What is needed: Where a line in the records below contains the string "кисти", tally it; give only the final number.
Start of Material provided
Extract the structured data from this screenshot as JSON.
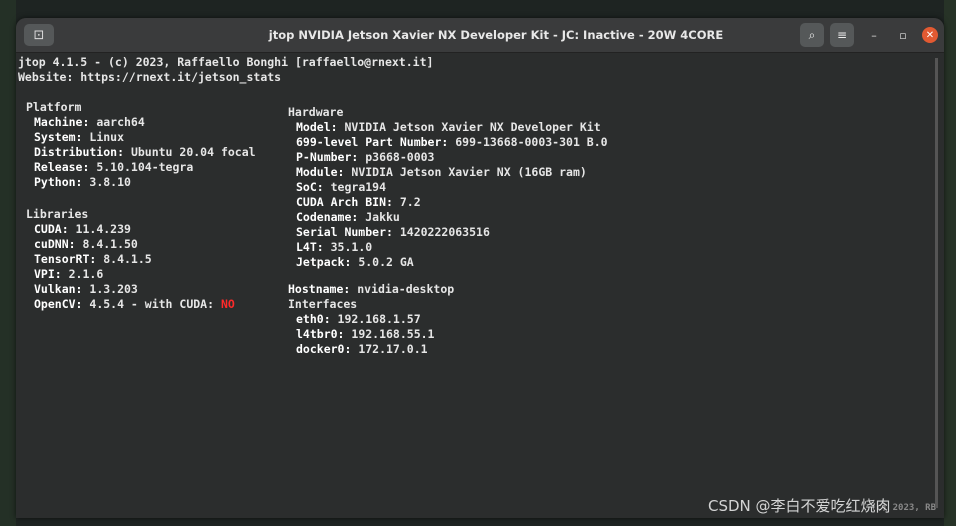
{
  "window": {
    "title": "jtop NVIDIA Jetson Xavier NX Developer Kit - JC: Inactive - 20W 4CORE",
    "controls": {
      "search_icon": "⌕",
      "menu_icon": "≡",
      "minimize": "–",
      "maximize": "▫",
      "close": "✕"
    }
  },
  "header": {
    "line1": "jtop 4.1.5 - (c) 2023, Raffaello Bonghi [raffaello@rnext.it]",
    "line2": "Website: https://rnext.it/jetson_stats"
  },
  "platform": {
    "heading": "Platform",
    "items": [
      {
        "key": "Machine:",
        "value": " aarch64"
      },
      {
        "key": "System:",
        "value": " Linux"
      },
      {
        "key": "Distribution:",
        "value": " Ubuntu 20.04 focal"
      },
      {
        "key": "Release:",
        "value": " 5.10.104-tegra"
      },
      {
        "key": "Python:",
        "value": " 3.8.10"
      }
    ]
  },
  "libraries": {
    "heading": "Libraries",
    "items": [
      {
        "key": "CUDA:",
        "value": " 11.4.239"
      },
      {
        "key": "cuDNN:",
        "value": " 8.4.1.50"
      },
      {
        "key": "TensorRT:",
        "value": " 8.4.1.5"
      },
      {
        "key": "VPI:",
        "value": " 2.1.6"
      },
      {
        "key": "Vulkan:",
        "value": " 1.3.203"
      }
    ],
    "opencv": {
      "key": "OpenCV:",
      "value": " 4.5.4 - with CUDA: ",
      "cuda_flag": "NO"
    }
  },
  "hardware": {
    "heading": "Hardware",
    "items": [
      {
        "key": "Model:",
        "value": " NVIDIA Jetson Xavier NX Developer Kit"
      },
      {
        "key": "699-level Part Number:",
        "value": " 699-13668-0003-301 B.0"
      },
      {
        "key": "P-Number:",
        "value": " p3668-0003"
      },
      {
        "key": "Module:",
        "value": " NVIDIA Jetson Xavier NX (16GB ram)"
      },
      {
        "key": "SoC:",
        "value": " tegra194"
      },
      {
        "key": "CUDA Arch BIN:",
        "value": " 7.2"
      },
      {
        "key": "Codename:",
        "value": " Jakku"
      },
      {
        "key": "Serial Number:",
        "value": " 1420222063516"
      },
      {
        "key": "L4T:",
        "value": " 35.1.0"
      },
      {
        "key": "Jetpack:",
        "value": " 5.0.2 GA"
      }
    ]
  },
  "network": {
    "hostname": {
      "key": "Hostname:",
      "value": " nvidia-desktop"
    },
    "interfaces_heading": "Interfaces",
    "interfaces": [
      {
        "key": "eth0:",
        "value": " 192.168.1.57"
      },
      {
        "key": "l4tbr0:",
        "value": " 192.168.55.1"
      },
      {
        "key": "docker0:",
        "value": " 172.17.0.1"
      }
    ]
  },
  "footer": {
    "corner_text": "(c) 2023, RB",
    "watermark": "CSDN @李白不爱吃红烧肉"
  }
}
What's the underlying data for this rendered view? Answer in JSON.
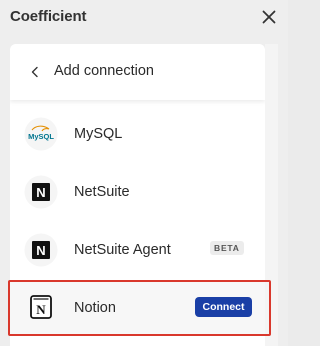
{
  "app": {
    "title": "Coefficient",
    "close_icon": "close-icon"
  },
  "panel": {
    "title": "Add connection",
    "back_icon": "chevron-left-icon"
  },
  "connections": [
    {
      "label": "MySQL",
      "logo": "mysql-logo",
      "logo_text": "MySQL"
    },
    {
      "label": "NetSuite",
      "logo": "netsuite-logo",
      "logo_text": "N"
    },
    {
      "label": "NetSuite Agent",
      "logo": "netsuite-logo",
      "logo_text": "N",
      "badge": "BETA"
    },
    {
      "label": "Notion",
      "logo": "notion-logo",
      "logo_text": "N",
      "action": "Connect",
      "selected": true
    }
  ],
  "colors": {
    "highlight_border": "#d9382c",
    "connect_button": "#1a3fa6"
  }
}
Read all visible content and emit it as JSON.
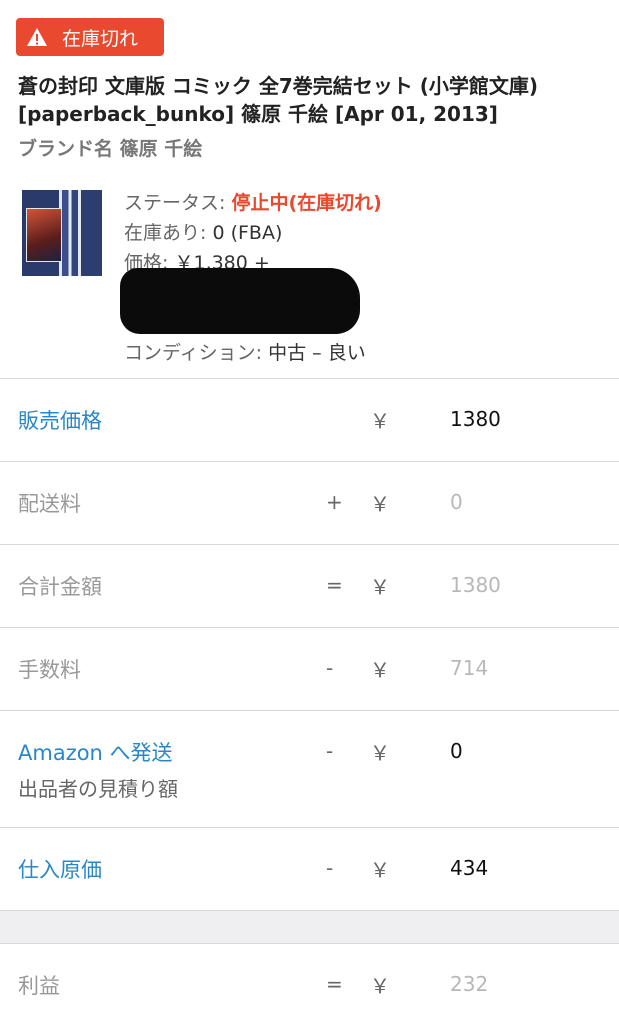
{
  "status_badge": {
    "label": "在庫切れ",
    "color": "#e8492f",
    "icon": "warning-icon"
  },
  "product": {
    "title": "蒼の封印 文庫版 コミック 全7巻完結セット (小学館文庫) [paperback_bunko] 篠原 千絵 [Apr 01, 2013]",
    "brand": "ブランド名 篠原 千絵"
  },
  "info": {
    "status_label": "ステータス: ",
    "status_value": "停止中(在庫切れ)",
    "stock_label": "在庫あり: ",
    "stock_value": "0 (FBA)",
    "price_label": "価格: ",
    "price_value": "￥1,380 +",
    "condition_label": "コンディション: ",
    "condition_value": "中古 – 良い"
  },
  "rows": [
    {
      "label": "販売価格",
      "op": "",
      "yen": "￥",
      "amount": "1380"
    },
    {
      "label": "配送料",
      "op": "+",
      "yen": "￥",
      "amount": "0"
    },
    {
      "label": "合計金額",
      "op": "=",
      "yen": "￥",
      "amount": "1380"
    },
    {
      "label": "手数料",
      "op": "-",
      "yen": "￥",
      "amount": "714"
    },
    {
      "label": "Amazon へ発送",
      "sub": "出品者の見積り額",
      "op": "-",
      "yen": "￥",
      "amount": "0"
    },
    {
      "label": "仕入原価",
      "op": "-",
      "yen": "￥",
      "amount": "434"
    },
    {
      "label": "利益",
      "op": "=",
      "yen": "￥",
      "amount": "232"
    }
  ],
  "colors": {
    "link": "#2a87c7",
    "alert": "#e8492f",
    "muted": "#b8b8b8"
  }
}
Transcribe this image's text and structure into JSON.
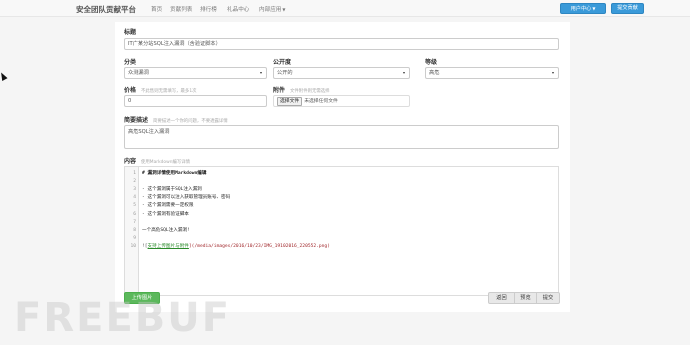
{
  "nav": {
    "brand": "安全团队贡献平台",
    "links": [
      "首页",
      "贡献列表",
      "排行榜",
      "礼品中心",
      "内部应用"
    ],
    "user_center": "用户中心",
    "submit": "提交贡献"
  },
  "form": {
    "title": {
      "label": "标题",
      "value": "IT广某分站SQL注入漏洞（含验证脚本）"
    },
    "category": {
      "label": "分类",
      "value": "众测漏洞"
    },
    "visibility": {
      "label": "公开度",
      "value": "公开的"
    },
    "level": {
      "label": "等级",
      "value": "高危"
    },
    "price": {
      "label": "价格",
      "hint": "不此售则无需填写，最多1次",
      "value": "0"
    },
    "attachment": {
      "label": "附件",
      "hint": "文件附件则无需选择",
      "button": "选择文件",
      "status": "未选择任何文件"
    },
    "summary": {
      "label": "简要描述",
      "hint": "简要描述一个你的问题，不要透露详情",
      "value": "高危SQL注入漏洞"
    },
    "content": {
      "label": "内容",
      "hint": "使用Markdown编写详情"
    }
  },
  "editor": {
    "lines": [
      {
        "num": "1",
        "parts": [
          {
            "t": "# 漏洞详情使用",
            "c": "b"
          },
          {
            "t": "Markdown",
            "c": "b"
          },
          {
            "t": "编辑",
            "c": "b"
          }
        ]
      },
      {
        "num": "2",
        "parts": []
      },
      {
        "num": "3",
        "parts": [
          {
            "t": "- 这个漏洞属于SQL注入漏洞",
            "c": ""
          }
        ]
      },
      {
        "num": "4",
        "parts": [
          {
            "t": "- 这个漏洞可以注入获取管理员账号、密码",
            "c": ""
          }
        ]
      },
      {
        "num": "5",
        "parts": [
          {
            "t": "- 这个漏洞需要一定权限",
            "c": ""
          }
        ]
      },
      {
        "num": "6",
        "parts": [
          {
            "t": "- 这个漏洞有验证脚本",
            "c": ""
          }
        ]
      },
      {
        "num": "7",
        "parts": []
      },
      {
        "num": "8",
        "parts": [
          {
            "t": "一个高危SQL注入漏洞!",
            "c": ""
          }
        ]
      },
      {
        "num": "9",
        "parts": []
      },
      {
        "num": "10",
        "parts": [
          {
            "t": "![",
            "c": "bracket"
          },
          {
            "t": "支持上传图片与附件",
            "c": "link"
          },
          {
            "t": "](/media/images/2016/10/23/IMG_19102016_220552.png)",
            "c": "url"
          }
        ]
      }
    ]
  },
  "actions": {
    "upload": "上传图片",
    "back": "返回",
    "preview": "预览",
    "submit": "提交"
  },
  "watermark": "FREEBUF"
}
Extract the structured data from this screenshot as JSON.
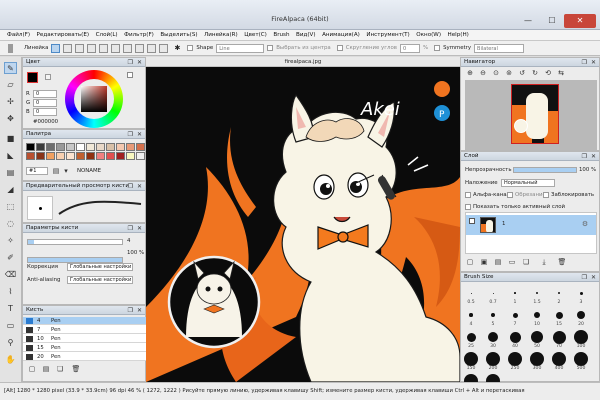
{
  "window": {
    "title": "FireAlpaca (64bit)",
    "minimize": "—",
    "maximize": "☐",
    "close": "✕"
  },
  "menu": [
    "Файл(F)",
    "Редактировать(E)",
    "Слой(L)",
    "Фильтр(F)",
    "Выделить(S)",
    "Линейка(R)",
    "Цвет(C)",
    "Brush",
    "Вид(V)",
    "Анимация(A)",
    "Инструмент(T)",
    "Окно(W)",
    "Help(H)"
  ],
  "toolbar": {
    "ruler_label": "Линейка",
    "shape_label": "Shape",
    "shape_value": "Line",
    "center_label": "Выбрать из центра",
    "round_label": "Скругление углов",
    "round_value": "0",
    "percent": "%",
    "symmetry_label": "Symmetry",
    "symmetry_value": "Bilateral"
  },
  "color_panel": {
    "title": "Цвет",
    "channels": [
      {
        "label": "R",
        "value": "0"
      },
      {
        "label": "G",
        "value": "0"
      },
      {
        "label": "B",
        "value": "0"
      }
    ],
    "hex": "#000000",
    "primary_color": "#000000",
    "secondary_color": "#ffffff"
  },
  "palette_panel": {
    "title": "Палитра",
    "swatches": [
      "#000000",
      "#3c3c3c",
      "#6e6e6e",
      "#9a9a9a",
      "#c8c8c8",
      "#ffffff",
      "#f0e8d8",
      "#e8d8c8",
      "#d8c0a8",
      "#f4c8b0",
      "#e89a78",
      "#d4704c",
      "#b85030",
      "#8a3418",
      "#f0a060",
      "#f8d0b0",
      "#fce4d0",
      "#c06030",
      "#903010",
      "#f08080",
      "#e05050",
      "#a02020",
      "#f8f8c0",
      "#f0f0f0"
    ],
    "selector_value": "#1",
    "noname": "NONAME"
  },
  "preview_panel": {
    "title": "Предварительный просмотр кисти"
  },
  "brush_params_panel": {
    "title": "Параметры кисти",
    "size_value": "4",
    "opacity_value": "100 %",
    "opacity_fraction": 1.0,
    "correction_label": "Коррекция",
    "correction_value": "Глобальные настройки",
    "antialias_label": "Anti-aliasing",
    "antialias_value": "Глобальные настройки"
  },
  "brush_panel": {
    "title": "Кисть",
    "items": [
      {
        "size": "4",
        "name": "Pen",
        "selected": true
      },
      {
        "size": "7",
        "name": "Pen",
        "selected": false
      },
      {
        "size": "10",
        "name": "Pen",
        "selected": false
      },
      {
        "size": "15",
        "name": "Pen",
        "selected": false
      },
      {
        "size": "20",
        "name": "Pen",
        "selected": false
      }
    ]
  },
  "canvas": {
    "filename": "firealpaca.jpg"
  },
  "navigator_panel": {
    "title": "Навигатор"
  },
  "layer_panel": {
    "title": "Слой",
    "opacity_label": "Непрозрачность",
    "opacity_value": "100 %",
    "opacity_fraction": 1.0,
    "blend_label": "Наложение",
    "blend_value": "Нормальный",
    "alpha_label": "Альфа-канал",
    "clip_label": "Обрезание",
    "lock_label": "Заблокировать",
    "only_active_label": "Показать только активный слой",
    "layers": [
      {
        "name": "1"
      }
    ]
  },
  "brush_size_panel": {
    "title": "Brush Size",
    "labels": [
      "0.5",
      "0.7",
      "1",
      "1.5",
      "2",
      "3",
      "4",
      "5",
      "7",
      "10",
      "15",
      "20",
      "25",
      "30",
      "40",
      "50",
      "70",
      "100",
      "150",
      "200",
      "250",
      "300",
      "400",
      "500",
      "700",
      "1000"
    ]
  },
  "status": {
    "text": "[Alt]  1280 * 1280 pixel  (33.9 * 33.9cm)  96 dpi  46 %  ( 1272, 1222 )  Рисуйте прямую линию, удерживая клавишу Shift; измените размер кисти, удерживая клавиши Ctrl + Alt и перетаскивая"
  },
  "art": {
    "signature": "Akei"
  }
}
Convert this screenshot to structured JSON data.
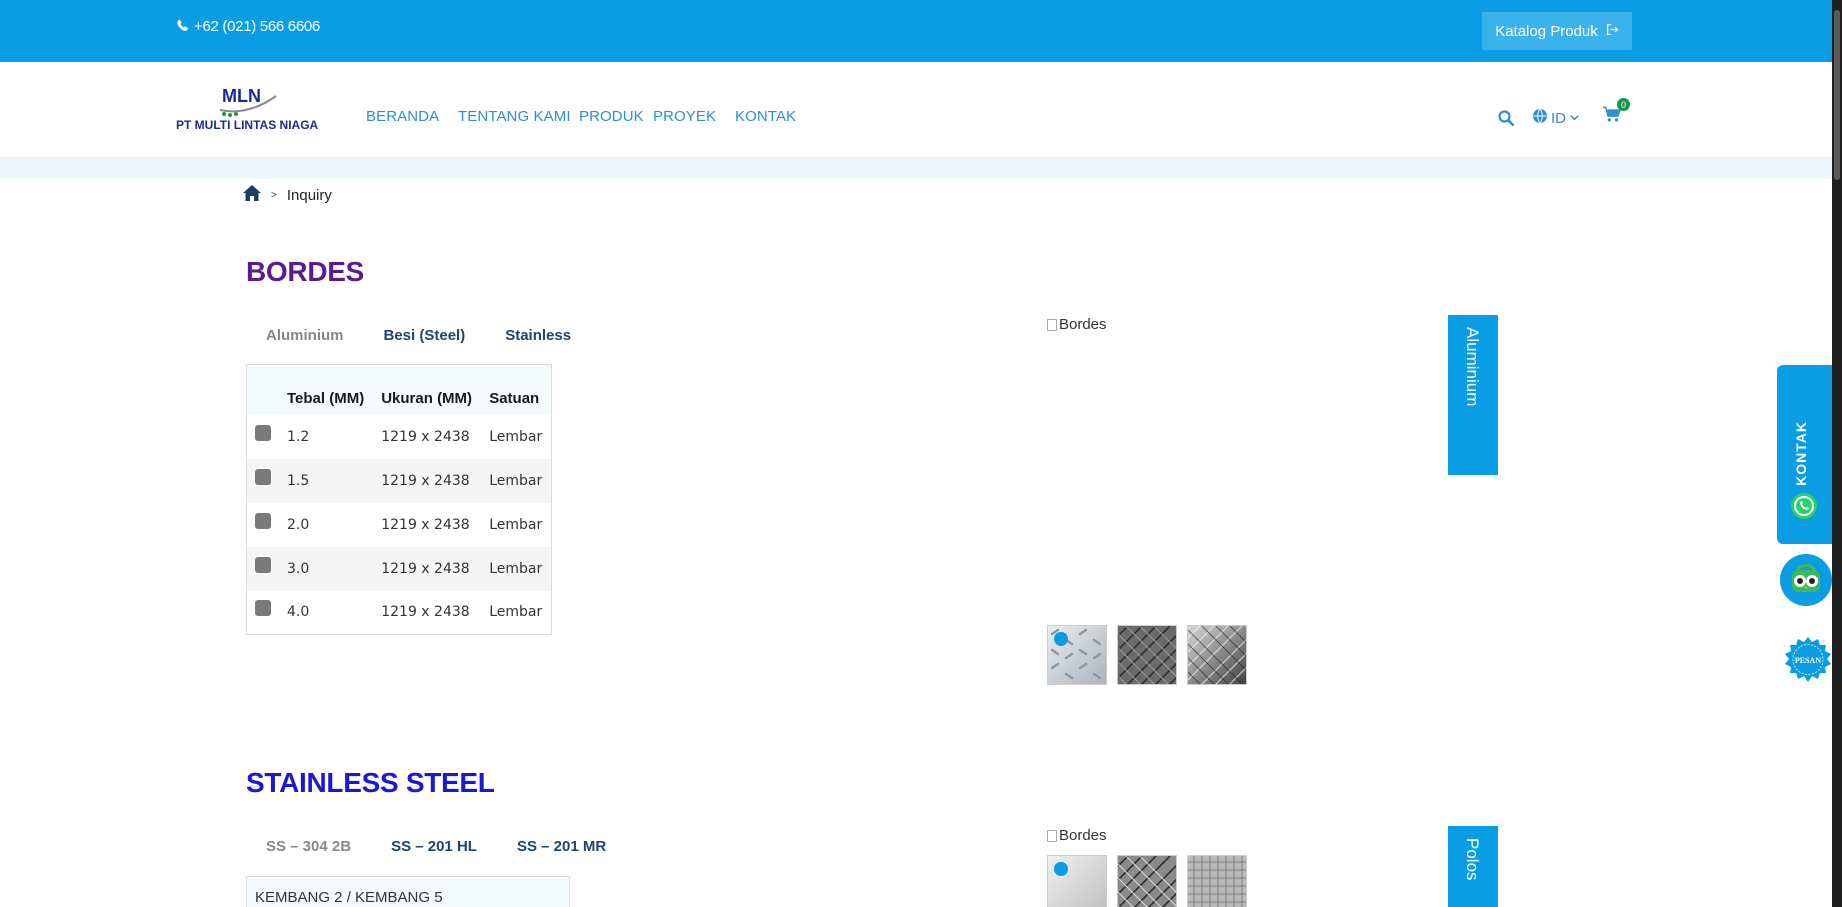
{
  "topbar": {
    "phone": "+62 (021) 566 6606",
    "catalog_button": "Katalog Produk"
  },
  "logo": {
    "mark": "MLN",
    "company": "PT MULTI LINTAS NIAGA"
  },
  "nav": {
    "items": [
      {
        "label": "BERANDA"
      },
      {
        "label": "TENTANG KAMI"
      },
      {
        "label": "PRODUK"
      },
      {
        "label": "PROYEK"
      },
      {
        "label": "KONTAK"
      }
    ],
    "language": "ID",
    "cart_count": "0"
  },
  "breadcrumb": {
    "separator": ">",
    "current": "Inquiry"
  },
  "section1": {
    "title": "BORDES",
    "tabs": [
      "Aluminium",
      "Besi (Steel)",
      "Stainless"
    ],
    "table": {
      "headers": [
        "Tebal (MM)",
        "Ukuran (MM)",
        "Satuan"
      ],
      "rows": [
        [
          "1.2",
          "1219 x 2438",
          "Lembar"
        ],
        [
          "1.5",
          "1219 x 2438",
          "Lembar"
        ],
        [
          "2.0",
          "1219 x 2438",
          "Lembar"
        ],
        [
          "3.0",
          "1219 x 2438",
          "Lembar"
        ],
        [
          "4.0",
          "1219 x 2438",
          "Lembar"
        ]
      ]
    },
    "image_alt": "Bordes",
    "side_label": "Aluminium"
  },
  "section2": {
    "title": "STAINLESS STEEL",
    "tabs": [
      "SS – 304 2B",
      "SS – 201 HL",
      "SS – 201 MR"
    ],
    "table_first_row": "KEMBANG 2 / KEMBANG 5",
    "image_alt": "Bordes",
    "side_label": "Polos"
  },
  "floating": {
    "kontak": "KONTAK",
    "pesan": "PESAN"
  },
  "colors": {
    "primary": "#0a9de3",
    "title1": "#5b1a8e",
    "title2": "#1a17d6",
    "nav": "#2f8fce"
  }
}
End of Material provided
Problem solution: 3